**EXERCISE MATERIAL:**
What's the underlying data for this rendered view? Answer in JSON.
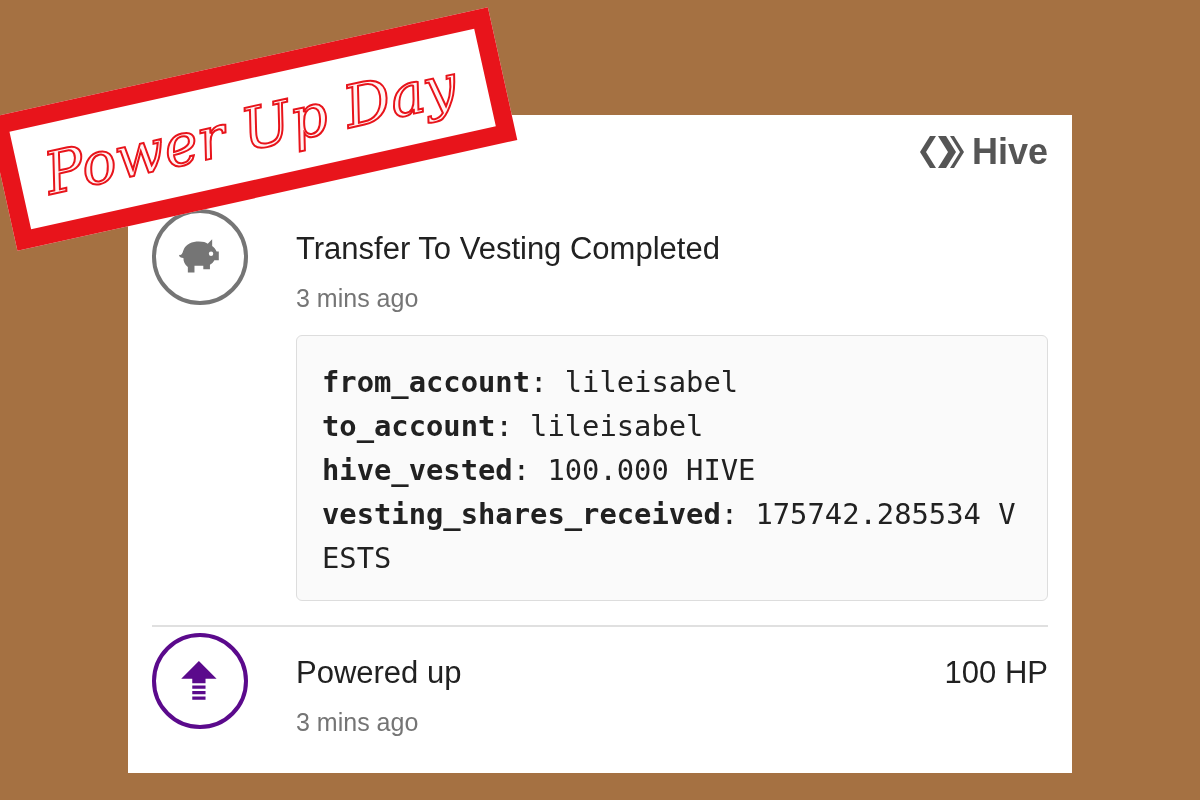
{
  "banner": {
    "text": "Power Up Day"
  },
  "brand": {
    "name": "Hive"
  },
  "items": [
    {
      "kind": "vesting",
      "title": "Transfer To Vesting Completed",
      "time": "3 mins ago",
      "details": [
        "**from_account**: lileisabel",
        "**to_account**: lileisabel",
        "**hive_vested**: 100.000 HIVE",
        "**vesting_shares_received**: 175742.285534 VESTS"
      ]
    },
    {
      "kind": "power_up",
      "title": "Powered up",
      "time": "3 mins ago",
      "amount": "100 HP"
    }
  ]
}
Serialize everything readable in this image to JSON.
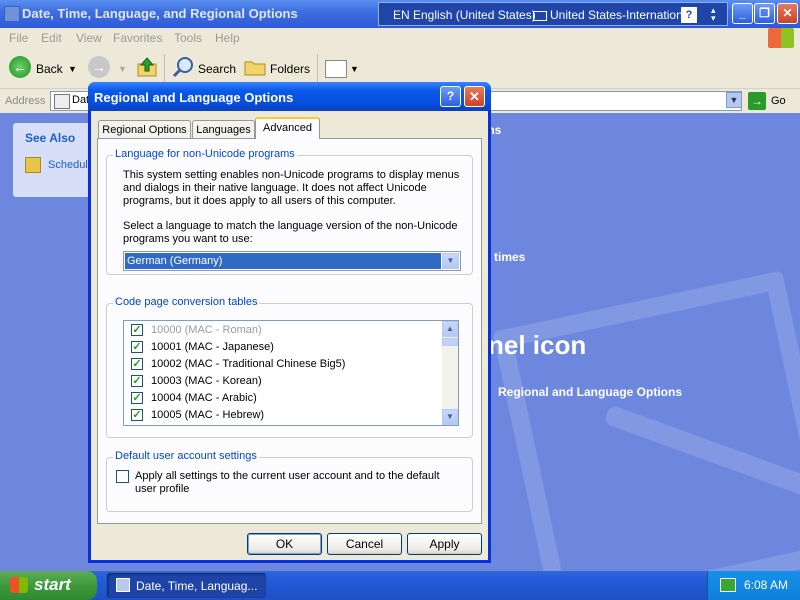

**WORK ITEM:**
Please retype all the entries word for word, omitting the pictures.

**FINISHED EXERCISE:**
What's the underlying data for this rendered view? Answer in JSON.
{
  "banner": {
    "text": "Power Up Day"
  },
  "brand": {
    "name": "Hive"
  },
  "items": [
    {
      "kind": "vesting",
      "title": "Transfer To Vesting Completed",
      "time": "3 mins ago",
      "details": [
        "**from_account**: lileisabel",
        "**to_account**: lileisabel",
        "**hive_vested**: 100.000 HIVE",
        "**vesting_shares_received**: 175742.285534 VESTS"
      ]
    },
    {
      "kind": "power_up",
      "title": "Powered up",
      "time": "3 mins ago",
      "amount": "100 HP"
    }
  ]
}
Serialize everything readable in this image to JSON.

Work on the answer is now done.